Eisbach will collaborate with the team at IACS, a drug discovery engine focused on developing novel small-molecule therapeutics. IACS is a core component of MD Anderson’s Therapeutics Discovery division, an integrated team of researchers, physicians and drug development experts working to advance impactful new therapies.
“Our Therapeutics Discovery team is committed to developing the next generation of cancer treatments that address significant unmet needs in oncology,” said Philip Jones, Ph.D., vice president of Therapeutics Discovery and head of IACS at MD Anderson. “By focusing on epigenetic machinery in our collaboration with Eisbach, we are hoping to advance additional much-needed therapeutic options that can improve patients’ lives.”
Under the terms of the agreement, Eisbach and MD Anderson will jointly determine the appropriate pathway for future development and possible commercialization on any therapies that show promise in laboratory studies.
MD Anderson has an institutional conflict of interest with Eisbach Bio GmbH through this strategic alliance and is implementing an Institutional Conflict of Interest Management and Monitoring Plan for all research related to this agreement.
The University of Texas MD Anderson Cancer Center and Yingli Pharma US, Inc. today announced a strategic alliance to advance several oncology programs from preclinical discovery through clinical development.
The five-year collaboration brings together Yingli’s experience in medicinal chemistry with MD Anderson’s comprehensive clinical and translational resources to drive existing Yingli therapeutic candidates into four U.S.-based clinical trials and to facilitate preclinical discovery and development in additional indications.
“This tremendous opportunity will accelerate our efforts as we look to bring new pharmacological agents to cancer patients in need," said Michael Hui, MBA, chief executive officer of Yingli. “We look forward to working with the experts at MD Anderson, complementing our own expertise as we continue to build a well-rounded oncology pipeline.”
Two of the programs supported by the collaboration will leverage favorable clinical trial findings collected from China-based studies.

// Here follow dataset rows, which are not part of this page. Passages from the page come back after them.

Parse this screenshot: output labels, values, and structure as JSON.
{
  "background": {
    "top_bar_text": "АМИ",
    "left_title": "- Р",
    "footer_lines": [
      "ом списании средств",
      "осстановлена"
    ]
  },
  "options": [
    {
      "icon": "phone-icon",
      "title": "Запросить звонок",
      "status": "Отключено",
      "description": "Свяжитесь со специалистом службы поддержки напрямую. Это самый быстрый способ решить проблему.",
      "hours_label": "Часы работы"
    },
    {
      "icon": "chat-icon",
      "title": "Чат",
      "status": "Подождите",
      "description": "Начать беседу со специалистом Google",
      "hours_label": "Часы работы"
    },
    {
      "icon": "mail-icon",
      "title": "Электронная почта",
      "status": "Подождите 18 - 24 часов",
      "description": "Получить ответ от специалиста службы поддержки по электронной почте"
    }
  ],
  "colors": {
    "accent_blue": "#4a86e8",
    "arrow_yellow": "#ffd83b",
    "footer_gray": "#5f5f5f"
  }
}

The first program will focus on linperlisib, a PI3Kδ inhibitor with a novel structure, which has had positive results in eight active or completed Phase I and Phase II clinical trials for patients with lymphomas and solid tumors, including peripheral T cell lymphoma (PTCL).
“We are pleased to be working with Yingli to initiate a Phase II clinical trial evaluating linperlisib in patients with PTCL,” said principal investigator Swaminathan Iyer, M.D., professor of Lymphoma & Myeloma at MD Anderson. “This collaboration brings a potentially effective treatment option with a favorable safety profile to the U.S. to address an unmet need for patients with this aggressive cancer. I look forward to leading this exciting study.”
The second program will develop YL-13027, a novel, oral TGFβR1 inhibitor for use in advanced solid tumors with plans to initiate a U.S.-based Phase I clinical trial in 2022, led by Jordi Rodon, M.D., Ph.D., associate professor of Investigational Cancer Therapeutics at MD Anderson.
“The TGFβ pathway is an important immune regulator in the tumor microenvironment, and new treatments focused on enhancing anti-tumor immunity are desperately needed,” Rodon said. “We look forward to working with Yingli to conduct the first U.S.-based clinical trial evaluating their TGFβR1 inhibitor.”
In addition to advancing existing clinical programs, the collaboration also will focus on translational studies to further Yingli’s discovery programs. The collaborative approach will provide a steady stream of new therapeutic candidates for oncology clinical development, which the MD Anderson team, including David S. Hong, M.D., deputy chair of Investigational Cancer Therapeutics, will investigate.